Growing up, the Need for Speed franchise was still rather new. Need for Speed Underground, developed by Black Box entertainment, featured an excellent career mode at the time. Even though it was a small portion of the game, it fulfilled its premise and brought a new dimension for the game. Fast-forwarding eight years to Need for Speed: The Run, it feels like jumping back in time and revisiting an old friend. The problem however, is that Black Box’s formula doesn’t hold up to arcade racing standards and fails to finish on the podium.
Diving right into the single player campaign, the main story line in The Run is your cheesy Hollywood setup. You play as Jack, a marked man who is being hunted down by the mob. The only way to pay his debt is to win a 3,000 mile race that spans from San Francisco to New York. The campaign gets straight to the point on what it wants you to accomplish. Driving from San Francisco to New York is often breath-taking because of the maps you race on through the long Nevada desert, down the cold and edgy Colorado Mountains and the packed Chicago Streets. Don't feel bad if you get distracted while you admire the scenery as you drive along. Even though it’s a beautiful treat, it doesn’t even come close to hiding all the problems with The Run's campaign mode.
The campaign has a good balance of racing types that you will eventually go through. Ranging from the time attack races, one-on-one battles, cop chases and your standard eight car races. These are all fun simply because of how the controls feel. Driving in The Run feels very loose, which is something to actually be glad about. It allows everyone to pick up the controls with ease and not have to learn how a car drives like some games. The only thing that requires learning on your part, is how certain car classes perform. There is a wide range of classes ranging from muscle cars to luxury cars which gives the game much needed variety and spice.
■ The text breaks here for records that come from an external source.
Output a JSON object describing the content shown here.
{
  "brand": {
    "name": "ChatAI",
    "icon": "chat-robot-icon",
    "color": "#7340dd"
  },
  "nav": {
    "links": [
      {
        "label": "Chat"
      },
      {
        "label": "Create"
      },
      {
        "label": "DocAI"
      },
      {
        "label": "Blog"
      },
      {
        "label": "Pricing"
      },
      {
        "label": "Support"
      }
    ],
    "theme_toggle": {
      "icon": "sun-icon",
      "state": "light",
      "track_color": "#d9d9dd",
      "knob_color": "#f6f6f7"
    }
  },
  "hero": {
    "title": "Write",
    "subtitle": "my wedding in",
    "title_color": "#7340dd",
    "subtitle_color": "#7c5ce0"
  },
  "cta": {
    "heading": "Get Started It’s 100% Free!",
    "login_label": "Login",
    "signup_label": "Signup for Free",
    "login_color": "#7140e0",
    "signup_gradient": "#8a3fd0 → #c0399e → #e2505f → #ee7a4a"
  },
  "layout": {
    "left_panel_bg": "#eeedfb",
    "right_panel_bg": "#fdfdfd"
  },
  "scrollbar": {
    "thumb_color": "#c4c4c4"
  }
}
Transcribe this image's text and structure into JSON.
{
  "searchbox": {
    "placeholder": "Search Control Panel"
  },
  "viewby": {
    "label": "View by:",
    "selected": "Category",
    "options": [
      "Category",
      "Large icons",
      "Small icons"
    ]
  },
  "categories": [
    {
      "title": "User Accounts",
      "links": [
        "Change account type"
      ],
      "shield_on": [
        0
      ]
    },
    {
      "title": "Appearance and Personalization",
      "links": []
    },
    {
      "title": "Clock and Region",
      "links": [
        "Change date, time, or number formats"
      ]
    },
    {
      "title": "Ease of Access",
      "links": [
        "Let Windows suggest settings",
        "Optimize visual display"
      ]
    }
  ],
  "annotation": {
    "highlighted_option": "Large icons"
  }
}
The biggest design flaw in the game is that progress from race to race never transfers over. Every time you race, it’s your mission to pass a certain amount of cars or finish a map with a certain time. If at any chance you fall below these standards, you are instructed to retry over and over again until you beat that stage. This the biggest design flaw because it stops people feeling like they are on the run. It makes the game feel very linear and out of place. If The Run could track progress from start to finish, then it would make players push the throttle more and have more excitement for the story.
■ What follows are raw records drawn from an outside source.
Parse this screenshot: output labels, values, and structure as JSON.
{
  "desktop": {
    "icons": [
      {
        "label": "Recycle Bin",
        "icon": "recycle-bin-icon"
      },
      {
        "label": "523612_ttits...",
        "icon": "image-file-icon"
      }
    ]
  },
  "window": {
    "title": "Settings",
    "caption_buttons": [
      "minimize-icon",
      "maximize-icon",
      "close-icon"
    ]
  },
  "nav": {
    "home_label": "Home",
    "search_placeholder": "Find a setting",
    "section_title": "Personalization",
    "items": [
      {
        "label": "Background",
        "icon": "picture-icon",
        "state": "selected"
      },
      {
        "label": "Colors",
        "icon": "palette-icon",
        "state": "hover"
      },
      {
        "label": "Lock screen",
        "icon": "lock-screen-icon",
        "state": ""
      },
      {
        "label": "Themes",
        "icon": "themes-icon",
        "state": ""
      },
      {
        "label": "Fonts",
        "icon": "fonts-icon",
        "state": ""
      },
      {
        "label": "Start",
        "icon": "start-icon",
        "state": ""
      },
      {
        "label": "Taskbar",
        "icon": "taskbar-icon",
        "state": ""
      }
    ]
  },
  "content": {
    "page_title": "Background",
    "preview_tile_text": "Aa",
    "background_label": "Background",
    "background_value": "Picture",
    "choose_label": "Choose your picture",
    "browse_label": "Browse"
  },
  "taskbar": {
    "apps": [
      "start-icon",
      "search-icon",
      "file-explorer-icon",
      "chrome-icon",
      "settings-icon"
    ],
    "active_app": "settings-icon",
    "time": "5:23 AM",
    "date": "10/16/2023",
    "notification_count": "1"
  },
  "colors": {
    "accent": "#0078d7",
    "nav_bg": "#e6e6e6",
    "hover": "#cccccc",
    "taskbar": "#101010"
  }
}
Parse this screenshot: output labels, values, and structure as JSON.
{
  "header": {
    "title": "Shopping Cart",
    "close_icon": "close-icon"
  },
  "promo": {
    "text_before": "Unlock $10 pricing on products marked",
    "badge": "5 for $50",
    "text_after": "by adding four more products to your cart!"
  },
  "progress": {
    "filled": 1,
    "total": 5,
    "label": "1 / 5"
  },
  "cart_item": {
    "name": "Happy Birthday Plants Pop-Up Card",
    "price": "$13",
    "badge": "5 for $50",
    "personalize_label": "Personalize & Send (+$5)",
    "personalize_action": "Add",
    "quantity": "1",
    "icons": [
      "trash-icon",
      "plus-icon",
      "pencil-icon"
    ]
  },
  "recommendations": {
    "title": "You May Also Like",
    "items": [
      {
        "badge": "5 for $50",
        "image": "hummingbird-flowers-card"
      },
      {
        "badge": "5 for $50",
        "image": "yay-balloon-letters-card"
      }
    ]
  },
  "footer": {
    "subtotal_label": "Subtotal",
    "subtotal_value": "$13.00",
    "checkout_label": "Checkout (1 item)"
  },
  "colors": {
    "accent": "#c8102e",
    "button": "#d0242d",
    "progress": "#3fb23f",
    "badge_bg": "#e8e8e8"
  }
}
Speaking of the story, the highly publicized story of Need for Speed The Run is probably the most disappointing things about the game. From the get go, it tries to be a Hollywood block buster but the problem is that it falters on nearly every level. Starting with Jack, who owes the mob money, but we don't know what he did or how he got in that position.
There are very few times that the game slows down to provide back-story for the main characters in the game but your going to get most information in the loading screens than in quick time events. The Run does provide some cool quick time events that take Jake out of the car but they're so few and far between each other that they are out of place and are not needed. It’s a real shame because The Run does have some good moments, it's just the package doesn't come together making the storyline easily forgettable while your racing towards New York. If it wasn’t so scripted and provided much needed story details, then Black Box might have had a good campaign to go along with its online features.
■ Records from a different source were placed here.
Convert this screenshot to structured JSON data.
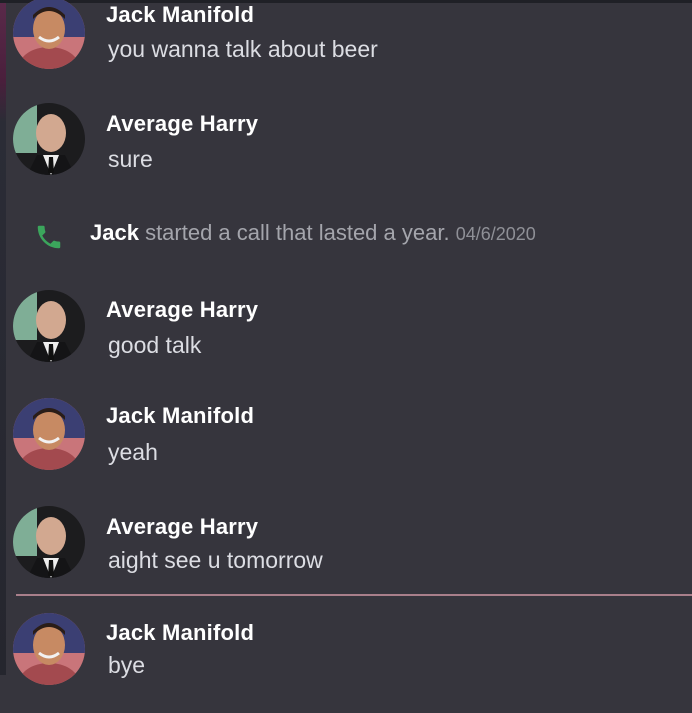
{
  "colors": {
    "background": "#36353d",
    "author_text": "#ffffff",
    "message_text": "#dcdde3",
    "system_text": "#a4a5ac",
    "date_text": "#8f9097",
    "call_icon": "#3ba55c",
    "new_messages_divider": "#a97f8b"
  },
  "messages": [
    {
      "author": "Jack Manifold",
      "text": "you wanna talk about  beer",
      "avatar_icon": "jack-avatar"
    },
    {
      "author": "Average Harry",
      "text": "sure",
      "avatar_icon": "harry-avatar"
    },
    {
      "author": "Average Harry",
      "text": "good talk",
      "avatar_icon": "harry-avatar"
    },
    {
      "author": "Jack Manifold",
      "text": "yeah",
      "avatar_icon": "jack-avatar"
    },
    {
      "author": "Average Harry",
      "text": "aight see u tomorrow",
      "avatar_icon": "harry-avatar"
    },
    {
      "author": "Jack Manifold",
      "text": "bye",
      "avatar_icon": "jack-avatar"
    }
  ],
  "system_message": {
    "icon": "phone-icon",
    "name": "Jack",
    "text": " started a call that lasted a year. ",
    "date": "04/6/2020"
  }
}
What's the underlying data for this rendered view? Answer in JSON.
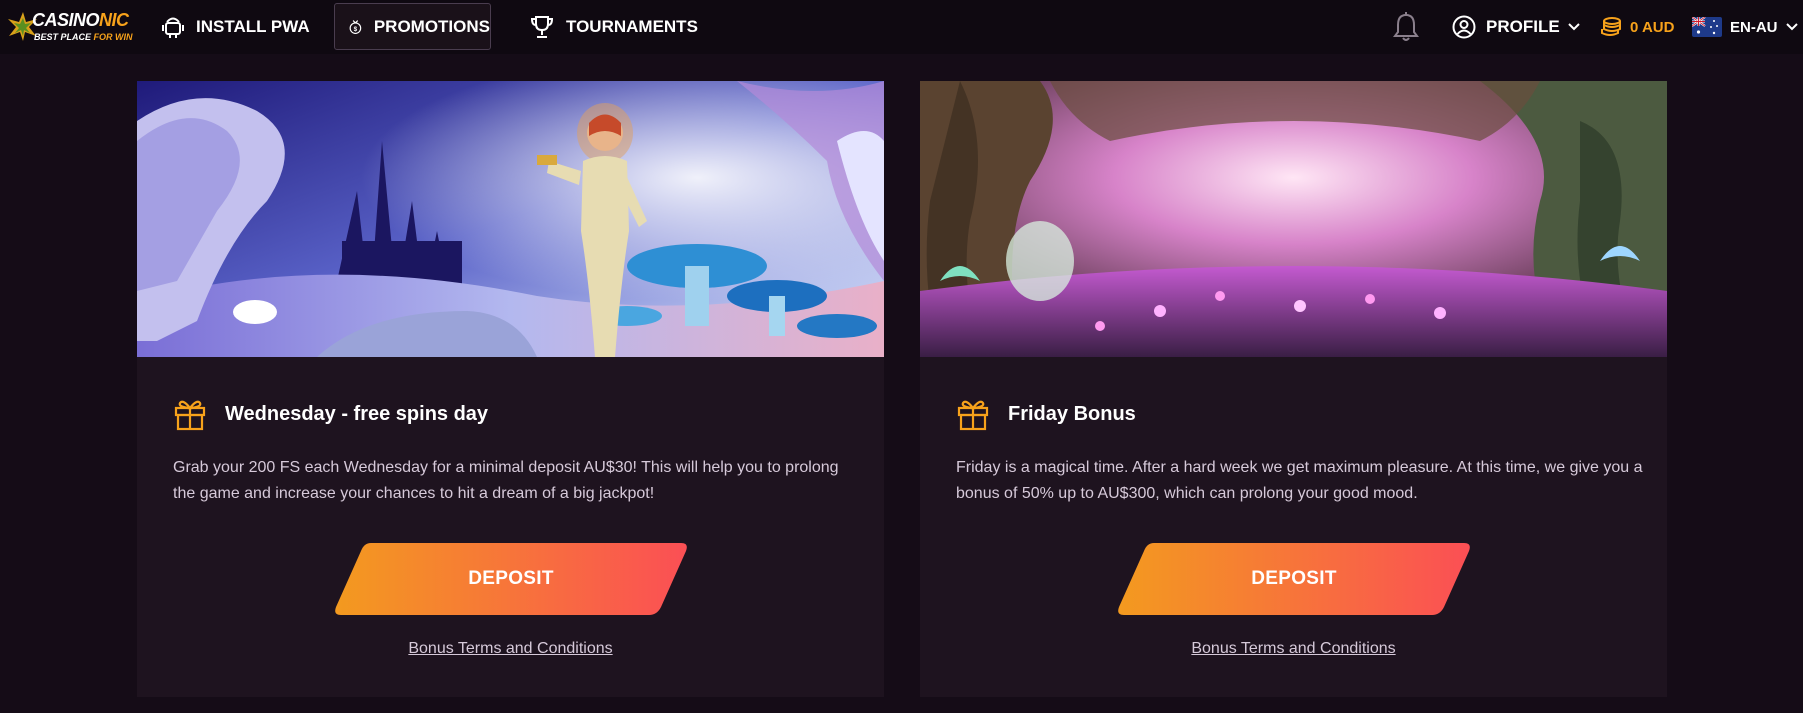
{
  "header": {
    "logo": {
      "brand_main": "CASINO",
      "brand_accent": "NIC",
      "tagline_main": "BEST PLACE ",
      "tagline_accent": "FOR WIN"
    },
    "nav": {
      "install_pwa": "INSTALL PWA",
      "promotions": "PROMOTIONS",
      "tournaments": "TOURNAMENTS"
    },
    "notifications_icon": "bell-icon",
    "profile_label": "PROFILE",
    "balance": "0 AUD",
    "language": "EN-AU"
  },
  "promotions": [
    {
      "title": "Wednesday - free spins day",
      "description": "Grab your 200 FS each Wednesday for a minimal deposit AU$30! This will help you to prolong the game and increase your chances to hit a dream of a big jackpot!",
      "button_label": "DEPOSIT",
      "terms_label": "Bonus Terms and Conditions",
      "icon": "gift-icon"
    },
    {
      "title": "Friday Bonus",
      "description": "Friday is a magical time. After a hard week we get maximum pleasure. At this time, we give you a bonus of 50% up to AU$300, which can prolong your good mood.",
      "button_label": "DEPOSIT",
      "terms_label": "Bonus Terms and Conditions",
      "icon": "gift-icon"
    }
  ],
  "colors": {
    "background": "#150c17",
    "header": "#0f0911",
    "card": "#1e131f",
    "accent_orange": "#f7a21b",
    "button_gradient_start": "#f39a1f",
    "button_gradient_end": "#fb4f55"
  }
}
Online play is the biggest bright spot and will keep players playing for quite a long time. It’s nearly impossible to not early XP for racing. Even if you joined in a race late you can still climb the leaderboards and win. At the start of each race, depending on who you are playing with, you earn exclusive cars and gain ridiculously high XP if you come in first. Most of the modes are the same in story but tweaked a bit to balance the maps for online. It’s a very refreshing feature and you can see they developed the online first then worked on the single player experience.
Even though it has a great online experience, Need for Speed The Run will be a quick finish for most. It only takes three hours to finish the campaign. After the single player experience, you can still complete all the single and multiplayer challenges that await you. There is really nothing besides the multiplayer that will keep you coming back to The Run. To make things worse, the game has only 36 achievements and trophys to get, with most of them on the single player side. With a lack of long term content, people are simply going to be turned off by NFS and be busy playing something else during the holiday season.
Need for Speed The Run looks good on the outside as it provides beautiful visuals and is easily playable. The more you start digging, the more you will see that it’s just an average racing game that crashes in every possible way. Horrible story, dumb AI and the lack of freedom kills The Run's chances of being the best racer on the market. Black Box's under-performs severely, making it clear to EA that the Need for Speed franchise was better in other people’s hands.
Score: 6 out 10